Table of contents
About this book
Of all the components that go into electronic equipment, the printed circuit probably requires more manufacturing operations-each of which must be per formed by a skilled person-than any other. As a shift supervisor early in my printed circuit career, I had to hire and train personnel for all job functions. The amount of responsibility delegated to my subordinates depended strictly on how well I had been able to train them. Training people can be a trying experience and is always a time-consuming one. It behooved me to help my workers obtain the highest degree of job under standing and skill that they and I were capable of. One hindrance to effective teaching is poor continuity of thought, for example, having to say to a trainee, "Wait a minute; forget what I just told you. We have to go back and do some thing else first. " It was in trying to avoid pitfalls such as this that I undertook a detailed examination of the processes involved, what I thought each trainee had to know, and what questions they would most frequently ask. From this analysis I developed the various process procedures. Only after I had done so was I able to train effectively and with the confidence that I was doing the best possible job.

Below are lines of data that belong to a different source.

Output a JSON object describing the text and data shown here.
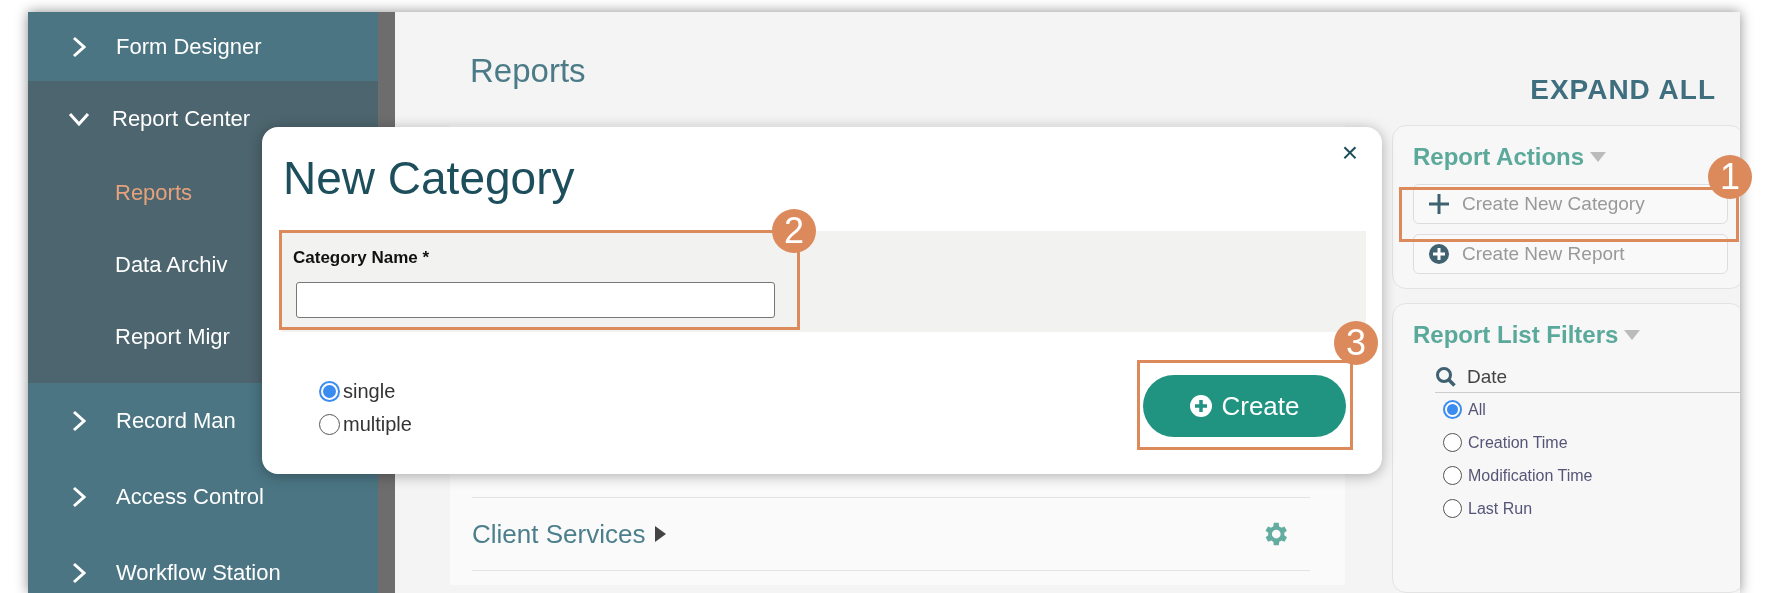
{
  "sidebar": {
    "items": [
      {
        "label": "Form Designer",
        "expanded": false
      },
      {
        "label": "Report Center",
        "expanded": true,
        "children": [
          {
            "label": "Reports",
            "selected": true
          },
          {
            "label": "Data Archiv",
            "selected": false
          },
          {
            "label": "Report Migr",
            "selected": false
          }
        ]
      },
      {
        "label": "Record Man",
        "expanded": false
      },
      {
        "label": "Access Control",
        "expanded": false
      },
      {
        "label": "Workflow Station",
        "expanded": false
      }
    ]
  },
  "main": {
    "title": "Reports",
    "expand_all": "EXPAND ALL",
    "rows": [
      {
        "kind": "category",
        "label": "Client Services"
      }
    ]
  },
  "report_actions": {
    "title": "Report Actions",
    "buttons": [
      {
        "kind": "plus",
        "label": "Create New Category"
      },
      {
        "kind": "plus-circle",
        "label": "Create New Report"
      }
    ]
  },
  "filters": {
    "title": "Report List Filters",
    "groups": [
      {
        "title": "Date",
        "options": [
          {
            "label": "All",
            "selected": true
          },
          {
            "label": "Creation Time",
            "selected": false
          },
          {
            "label": "Modification Time",
            "selected": false
          },
          {
            "label": "Last Run",
            "selected": false
          }
        ]
      }
    ]
  },
  "dialog": {
    "title": "New Category",
    "close": "×",
    "field_label": "Category Name *",
    "radios": [
      {
        "label": "single",
        "selected": true
      },
      {
        "label": "multiple",
        "selected": false
      }
    ],
    "create": "Create"
  },
  "annotations": [
    {
      "number": "1"
    },
    {
      "number": "2"
    },
    {
      "number": "3"
    }
  ]
}
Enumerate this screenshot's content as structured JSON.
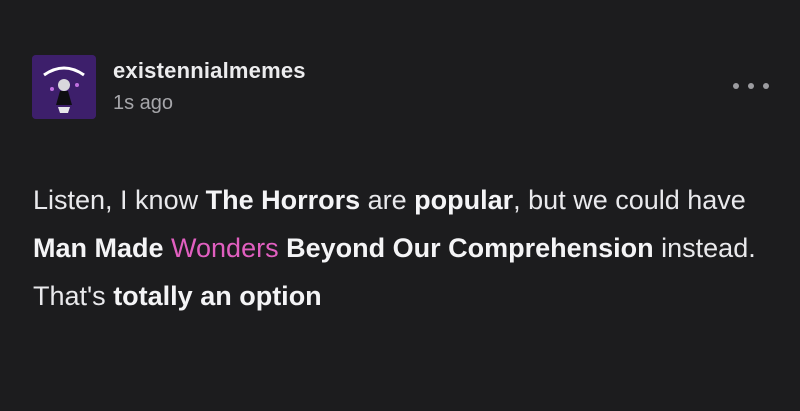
{
  "post": {
    "username": "existennialmemes",
    "timestamp": "1s ago",
    "more_menu": "more-horizontal-icon",
    "avatar_icon": "avatar-illustration",
    "body": {
      "seg1": "Listen, I know ",
      "seg2": "The Horrors",
      "seg3": " are ",
      "seg4": "popular",
      "seg5": ", but we could have ",
      "seg6": "Man Made ",
      "seg7": "Wonders",
      "seg8": " Beyond Our Comprehension",
      "seg9": " instead. That's ",
      "seg10": "totally an option"
    }
  },
  "colors": {
    "background": "#1c1c1e",
    "text": "#e9e9ec",
    "muted": "#a6a6aa",
    "highlight_pink": "#e15fc0",
    "avatar_bg": "#3d1f6b"
  }
}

Answers had to be at hand for all of their questions and in what ever detail they needed to know.
calibration coating manufacturing metals